Here's a sentence you probably thought you'd never hear: breakfast syrup is now becoming a controversial topic. Aunt Jemima is remixing its logo and name. Quaker Oats, the company that produces the saccharine pancake topping and Super Troopers food challenge of choice acknowledges "Aunt Jemima's origins are based on a racial stereotype."
The issue now has people wondering about one of Aunt Jemima's competitors: is Mrs. Butterworth white?
Cream of Wheat definitely has some racist advertisement history.
While it's not immediately apparent that Mrs. Butterworth is tapping into any harmful stereotypes, Rastus, the grinning chef on the Cream of Wheat box, definitely is.
Emery Mapes from the North Dakota Diamond Milling Co. created the logo in 1893 and settled on the countenance of a Black chef. How progressive, right?
Well, not exactly. It was clear that Rastus was the butt of a joke, a caricature meant to perpetuate the racist imagery of an uneducated Black man. Probably the best example of this is a 1921 ad that depicts the chef holding up a chalkboard of rudimentary writing: "Maybe Cream of Wheat aint got no vitamines. I dont know what them things is. If they’s bugs they aint none in Cream of Wheat but she's sho' good to eat and cheap. Costs 'bout 1 cent fo' a great big dish."
Is Mrs. Butterworth white?
Personally, I always equated Mrs. Butterworth with the granny from Looney Tunes, Mrs. Doubtfire, or any old white woman that faints after the camera cuts to her in a key comedic scene in a forgettable '80s comedy. So I always assumed that she is.
And the truth is, yes, Mrs. Butterworth is white. In fact, one could argue that people who thought she was black were... kinda racist themselves.
The first TV ads for Mrs. Butterworth featured the breakfast symbol as an elderly white woman. Cliff Arquette and then, down the line, Mary Kay Bergman, lent their talents to the Butterworth commercials. The kids in those things always looked a little too jazzed for someone who just discovered their waffle topping is a sentient being, and no one seemed to question just what happened when her syrup ran out.
There are a few reasons some people thought Mrs. Butterworth was Black. One: it's easy to conflate the Butterworth brand with Aunt Jemima. Both are breakfast syrups featuring women. While Aunt Jemima uses "Mammy" imagery in order to sell its products, Mrs. Butterworth simply used someone who looked like they could be an old school headmistress, or some town grandma that holds her purse in front of her with two hands and walks with quick little steps.
Another reason is that the Butterworth bottle is transparent, and some just assumed, because syrup is brown, that must mean Mrs. Butterworth is a Black woman.

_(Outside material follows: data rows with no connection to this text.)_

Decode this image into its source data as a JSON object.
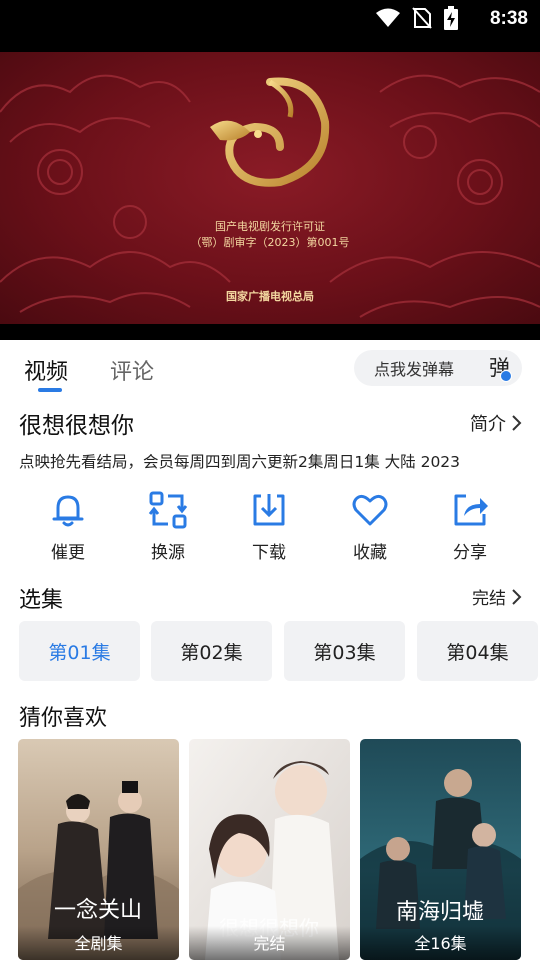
{
  "status": {
    "time": "8:38"
  },
  "player": {
    "license_line1": "国产电视剧发行许可证",
    "license_line2": "（鄂）剧审字（2023）第001号",
    "license_org": "国家广播电视总局"
  },
  "tabs": {
    "video": "视频",
    "comments": "评论"
  },
  "danmu": {
    "placeholder": "点我发弹幕",
    "icon_label": "弹"
  },
  "show": {
    "title": "很想很想你",
    "intro_link": "简介",
    "meta": "点映抢先看结局，会员每周四到周六更新2集周日1集 大陆 2023"
  },
  "actions": [
    {
      "label": "催更",
      "icon": "bell-icon"
    },
    {
      "label": "换源",
      "icon": "switch-source-icon"
    },
    {
      "label": "下载",
      "icon": "download-icon"
    },
    {
      "label": "收藏",
      "icon": "heart-icon"
    },
    {
      "label": "分享",
      "icon": "share-icon"
    }
  ],
  "episodes": {
    "title": "选集",
    "status": "完结",
    "items": [
      "第01集",
      "第02集",
      "第03集",
      "第04集"
    ],
    "selected": 0
  },
  "recommend": {
    "title": "猜你喜欢",
    "items": [
      {
        "caption": "全剧集"
      },
      {
        "caption": "完结"
      },
      {
        "caption": "全16集"
      }
    ]
  },
  "colors": {
    "accent": "#2a7be4",
    "player_red": "#6b1019",
    "gold": "#d9a84a"
  }
}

Then you have others who argue that, if Mrs. Butterworth is a maid, then whoever came up with her design must certainly have imagined her as either a maternal house slave or Southern Black maid.
There are claims that the Mrs. Butterworth bottle was modeled after Gone With the Wind actress Thelma McQueen, but they haven't been substantiated. Again, the earliest adverts for the syrup clearly depict the sentient food appropriating the persona of an old white woman.
This isn't the first time Mrs. Butterworth has become the subject of controversy. Back in 2012, the University of Missouri gave one of its food service workers an award for on-the-job excellence. The trophy? A gold spray-pained bottle of Mrs. Butterworth. Some folks complained that the move was racist, but Calvin Rolark, the Black food supervisor who came up with the idea, didn't think so. A Mrs. Butterworth bottle was chosen because it resembled an Academy Award.
Director of diversity and outreach at MU School of Medicine, Traci Wilson-Kleekamp stated, "It’s inappropriate to give our lowest-paid employees an award representing being a faithful slave," in an interview with the Columbia Daily Tribune.
Deputy Chancellor Mike Middleton didn't think so, "You can’t jump the gun on all of these issues. Everything is going to offend somebody."